Investors also should be aware that the two- and three-times inverse funds only provide the expected inverse performance
on single days. Over time, the effect of compounding means that investors won’t see performance that is exactly two or three times the opposite of the index. In fact, the longer the time period, the greater the divergence between actual and expected returns. This is the most important reason why the leveraged funds shouldn’t be considered long-term investments.
Inverse Bond Funds

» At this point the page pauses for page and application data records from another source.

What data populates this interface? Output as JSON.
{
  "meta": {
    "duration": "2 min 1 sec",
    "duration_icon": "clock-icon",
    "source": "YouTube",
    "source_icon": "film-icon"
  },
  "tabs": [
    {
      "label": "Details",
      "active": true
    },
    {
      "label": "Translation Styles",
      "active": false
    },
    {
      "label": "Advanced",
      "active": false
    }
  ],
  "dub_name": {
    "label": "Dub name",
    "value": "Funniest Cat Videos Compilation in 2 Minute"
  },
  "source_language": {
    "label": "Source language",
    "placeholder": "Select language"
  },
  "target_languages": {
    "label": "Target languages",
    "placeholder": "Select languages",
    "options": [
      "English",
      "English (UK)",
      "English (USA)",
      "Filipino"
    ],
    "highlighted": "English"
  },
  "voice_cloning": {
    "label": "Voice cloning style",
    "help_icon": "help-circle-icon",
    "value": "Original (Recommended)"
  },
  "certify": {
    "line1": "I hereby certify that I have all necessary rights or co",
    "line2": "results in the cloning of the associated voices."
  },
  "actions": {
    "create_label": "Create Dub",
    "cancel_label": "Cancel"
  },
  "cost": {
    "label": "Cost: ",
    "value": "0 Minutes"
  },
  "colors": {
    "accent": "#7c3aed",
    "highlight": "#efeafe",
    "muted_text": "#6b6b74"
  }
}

Leveraged bond funds aren’t the only leveraged option for fixed-income investors. There are also inverse bond ETPs, which bet against the market and provide experienced investors with a way to express a negative view on bonds. Some of the ETPs are two- and three-times leveraged, except they move in the opposite direction of the exchange-traded portfolios discussed here. However, they are similar in that they face the same tracking problems as leveraged portfolios.
What are Investors’ Options?
The list of leveraged ETPs is below. Investors have the option to make leveraged bets on U.S. Treasuries, investment-grade corporate and high yield bonds, and the bond market of certain overseas countries:
- Direxion 10-Year Treasury Bull 3X - Triple-Leveraged ETF (TYD)
- Direxion 30-Year Treasury Bull 3X - Triple-Leveraged ETF (TMF)
- PowerShares DB 3x Long 25+ Year Treasury Bond ETN (LBND)
- iPath US Treasury Long Bond Bull ETN (DLBL)
- ProShares Ultra 20+ Year Treasury ETF (UBT)
- ProShares Ultra 7-10 Year Treasury ETF (UST)
- ProShares Ultra Investment Grade Corporate (IGU)
- ProShares Ultra High Yield (UJB)
- PowerShares DB 3x Italian Treasury Bond Futures Exchange Traded Notes (ITLT)
- PowerShares DB 3x German Bund Futures Exchange Traded Notes (BUNT)
- PowerShares DB 3x Japanese Govt Bond Futures Exchange Traded Notes (JGBT)